Chris Christie’s political success in New Jersey was based on the perception that his personal style — which involved lots of yelling at people — was a sign of his governing effectiveness. This perception may have flourished most easily in a state whose informal motto is “You got a problem with that?”
But what some of us suspected all along was that Christie didn’t yell at people because he was a get-results kind of guy; he yelled at people because he had anger management issues. And his office’s bizarre screed against David Wildstein, his former ally now turned enemy, confirms that diagnosis.
— Paul Krugman, Be Nice to Your Social Studies Teacher, NYTimes.com, today
Since the bridge scandal broke early last month, and it’s been reported that some now-high-profile Christie appointees have resigned or been fired, I’ve wondered from time to time what has happened to one obscure Christie appointee: the guy who Christie assigned to shadow him with a videocamera in public settings and capture his tirades at ordinary constituents. The purpose was to post the videotapes on YouTube: publicly humiliating unwitting foils as the road to reelection and higher office.
Sadistic-narcissistic-clown for president!
George Will and I don’t agree on much, but last fall, after Christie made some highly-publicized vile comment to, if I remember right, a fan of a baseball team that was competing with Christie’s favorite team (or some such), Will wrote a column in which he made what struck me as a spot-on point. His larger point was that he dearly hoped that the 2016 presidential contest does not end up being one between Hillary Clinton and Chris Christie, but he made clear that his objection to Christie was that a pathologically rude person–someone whose stock-in-political-trade is gratuitous insults–should not be president, irrespective of any other considerations.

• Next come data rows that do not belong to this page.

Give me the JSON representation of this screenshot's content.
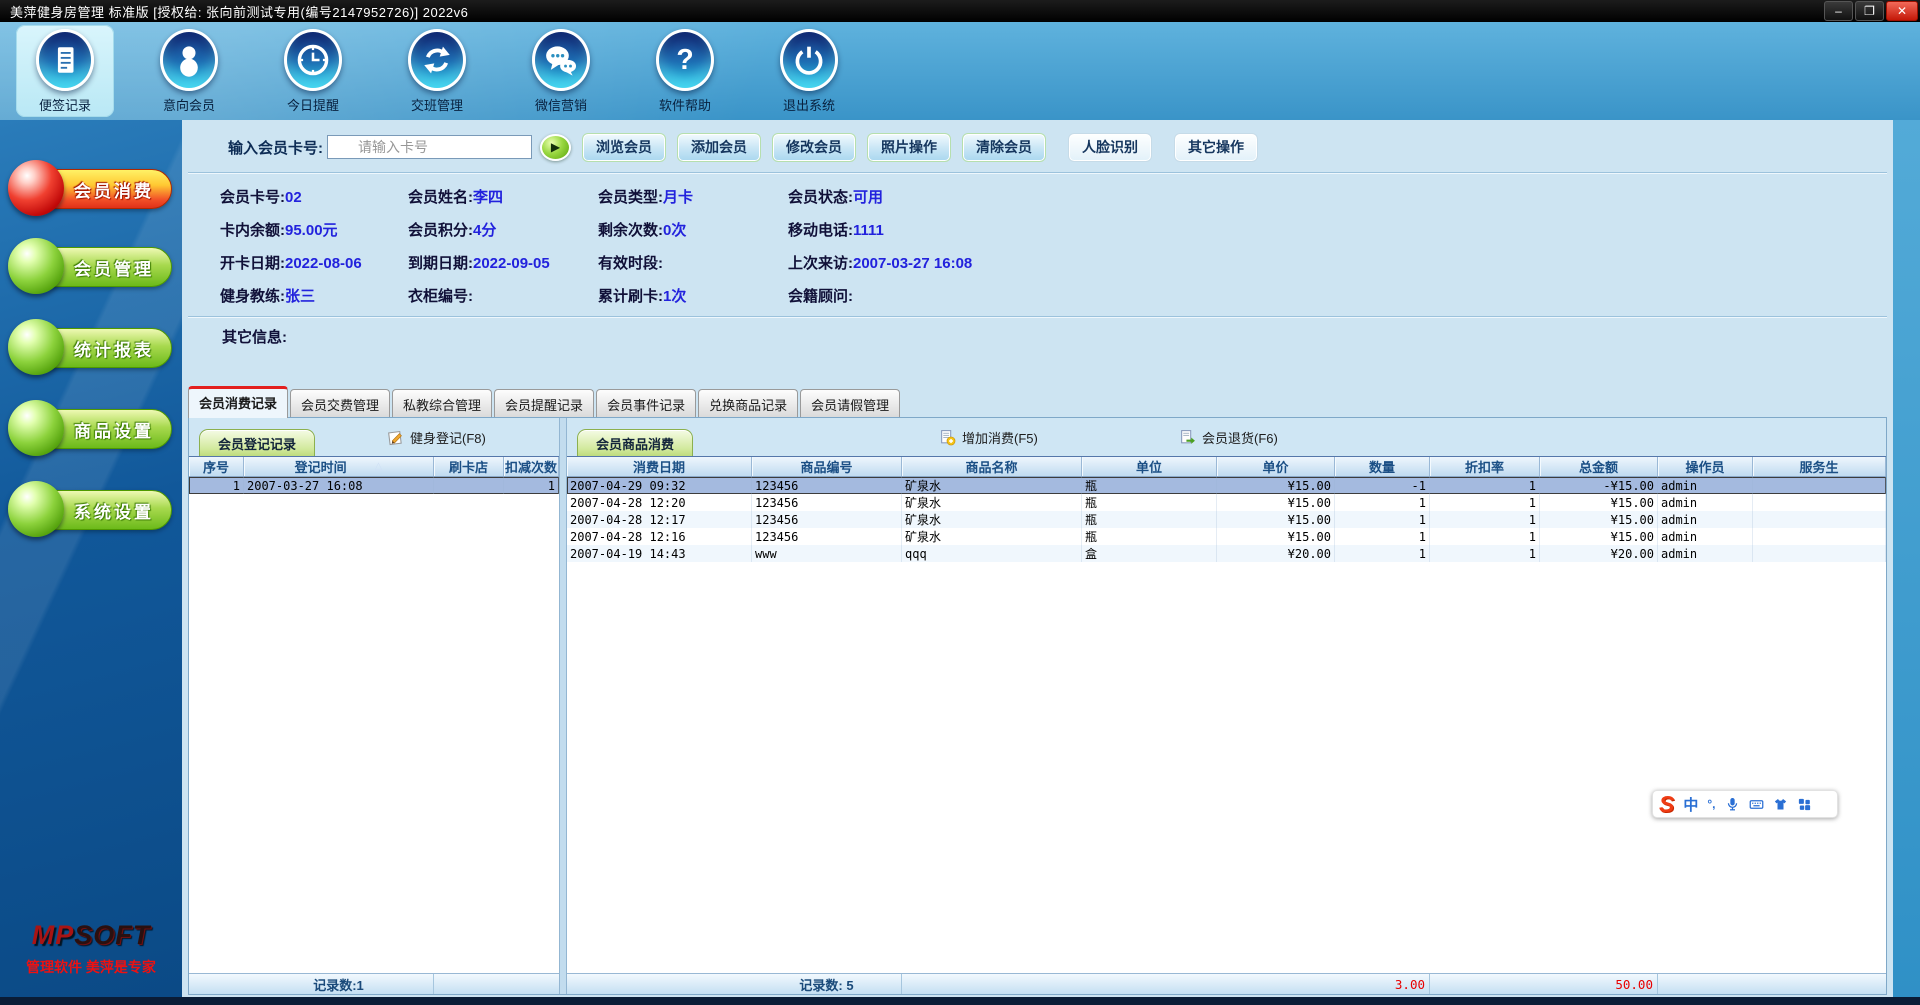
{
  "window": {
    "title": "美萍健身房管理 标准版 [授权给: 张向前测试专用(编号2147952726)]  2022v6",
    "controls": {
      "minimize": "–",
      "maximize": "❐",
      "close": "✕"
    }
  },
  "toolbar": {
    "items": [
      {
        "label": "便签记录"
      },
      {
        "label": "意向会员"
      },
      {
        "label": "今日提醒"
      },
      {
        "label": "交班管理"
      },
      {
        "label": "微信营销"
      },
      {
        "label": "软件帮助"
      },
      {
        "label": "退出系统"
      }
    ]
  },
  "sidebar": {
    "items": [
      {
        "label": "会员消费"
      },
      {
        "label": "会员管理"
      },
      {
        "label": "统计报表"
      },
      {
        "label": "商品设置"
      },
      {
        "label": "系统设置"
      }
    ],
    "logo_left": "MP",
    "logo_right": "SOFT",
    "slogan": "管理软件 美萍是专家"
  },
  "member_bar": {
    "label": "输入会员卡号:",
    "placeholder": "请输入卡号",
    "go": "▶",
    "buttons": [
      "浏览会员",
      "添加会员",
      "修改会员",
      "照片操作",
      "清除会员"
    ],
    "buttons2": [
      "人脸识别",
      "其它操作"
    ]
  },
  "member_info": {
    "fields": [
      {
        "label": "会员卡号:",
        "value": "02"
      },
      {
        "label": "会员姓名:",
        "value": "李四"
      },
      {
        "label": "会员类型:",
        "value": "月卡"
      },
      {
        "label": "会员状态:",
        "value": "可用"
      },
      {
        "label": "卡内余额:",
        "value": "95.00元"
      },
      {
        "label": "会员积分:",
        "value": "4分"
      },
      {
        "label": "剩余次数:",
        "value": "0次"
      },
      {
        "label": "移动电话:",
        "value": "1111"
      },
      {
        "label": "开卡日期:",
        "value": "2022-08-06"
      },
      {
        "label": "到期日期:",
        "value": "2022-09-05"
      },
      {
        "label": "有效时段:",
        "value": ""
      },
      {
        "label": "上次来访:",
        "value": "2007-03-27 16:08"
      },
      {
        "label": "健身教练:",
        "value": "张三"
      },
      {
        "label": "衣柜编号:",
        "value": ""
      },
      {
        "label": "累计刷卡:",
        "value": "1次"
      },
      {
        "label": "会籍顾问:",
        "value": ""
      }
    ]
  },
  "other_info_label": "其它信息:",
  "tabs": [
    "会员消费记录",
    "会员交费管理",
    "私教综合管理",
    "会员提醒记录",
    "会员事件记录",
    "兑换商品记录",
    "会员请假管理"
  ],
  "left_panel": {
    "tab": "会员登记记录",
    "action": "健身登记(F8)",
    "columns": [
      "序号",
      "登记时间",
      "刷卡店",
      "扣减次数"
    ],
    "rows": [
      [
        "1",
        "2007-03-27 16:08",
        "",
        "1"
      ]
    ],
    "status_count": "记录数:1"
  },
  "right_panel": {
    "tab": "会员商品消费",
    "action_add": "增加消费(F5)",
    "action_return": "会员退货(F6)",
    "columns": [
      "消费日期",
      "商品编号",
      "商品名称",
      "单位",
      "单价",
      "数量",
      "折扣率",
      "总金额",
      "操作员",
      "服务生"
    ],
    "rows": [
      [
        "2007-04-29 09:32",
        "123456",
        "矿泉水",
        "瓶",
        "¥15.00",
        "-1",
        "1",
        "-¥15.00",
        "admin",
        ""
      ],
      [
        "2007-04-28 12:20",
        "123456",
        "矿泉水",
        "瓶",
        "¥15.00",
        "1",
        "1",
        "¥15.00",
        "admin",
        ""
      ],
      [
        "2007-04-28 12:17",
        "123456",
        "矿泉水",
        "瓶",
        "¥15.00",
        "1",
        "1",
        "¥15.00",
        "admin",
        ""
      ],
      [
        "2007-04-28 12:16",
        "123456",
        "矿泉水",
        "瓶",
        "¥15.00",
        "1",
        "1",
        "¥15.00",
        "admin",
        ""
      ],
      [
        "2007-04-19 14:43",
        "www",
        "qqq",
        "盒",
        "¥20.00",
        "1",
        "1",
        "¥20.00",
        "admin",
        ""
      ]
    ],
    "status_count": "记录数: 5",
    "qty_total": "3.00",
    "amount_total": "50.00"
  },
  "ime": {
    "logo": "S",
    "mode": "中",
    "punct": "°,"
  },
  "colors": {
    "accent_blue": "#2f90c6",
    "value_blue": "#2222dd",
    "status_red": "#e80000",
    "selected_row": "#a4badf",
    "active_tab_stripe": "#e31f1f"
  }
}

I remember thinking at the time, “Well, good for George Will.”
After I read the full story on Friday about Wildstein’s lawyer’s letter, I thought any judgment about its meaning and effect was, rather obviously, premature. The letter provided no specifics at all. But after Christie’s office responded on Friday, saying that the attorney’s letter proved that Christie played no role in the decision to cause “traffic problems in Fort Lee,” I wondered whether Christie was now claiming it was Wildstein who texted deputy chief of staff Bridget Anne Kelly that it was “time for some traffic problems in Fort Lee,” rather than, y’know, the other way around. Wildstein’s apparent lack of documented evidence that Christie knew of the plan to cause traffic problems in Fort Lee before it was executed hardly means that no such evidence exists; it means only that Wildstein has no documented evidence of it.
So an important question was, is Christie really going to claim now that the others who it already is known were involved in the scheme–Bill Baroni, Wildstein’s superior at the Port Authority; Bill Stepian, Christie’s top political advisor; Bridget Anne Kelly, his deputy chief of staff–were mere puppets of Wildstein?
And now we have the answer, which is, yes. Otherwise, what in heaven’s name was the point of that really weird memo disseminated yesterday? Maybe that, as Krugman says, “This guy is scum. Everyone has always known that he was scum, since he was a teenager. And that’s why I appointed him to a major policy position”? Wildstein either has or knows of obtainable, documented evidence of whatever, or he doesn’t.
And Wildstein was not the one who sent the text saying, “Time for some traffic problems in Fort Lee.” He was the one who received the text. Sleights of hand work only if they go unnoticed.
But Krugman’s larger point is this:
What’s remarkable here, actually, is how many pundits were taken in by the Christie persona. How could they not at least have wondered whether this guy’s bullying style reflected deeper flaws?
Yes. But his bullying style, in itself, should have offended pundits en masse, as deeply abusive of his official position, which was the source of his ability to so publicly misuse ordinary individuals.
To reiterate: Good for George Will.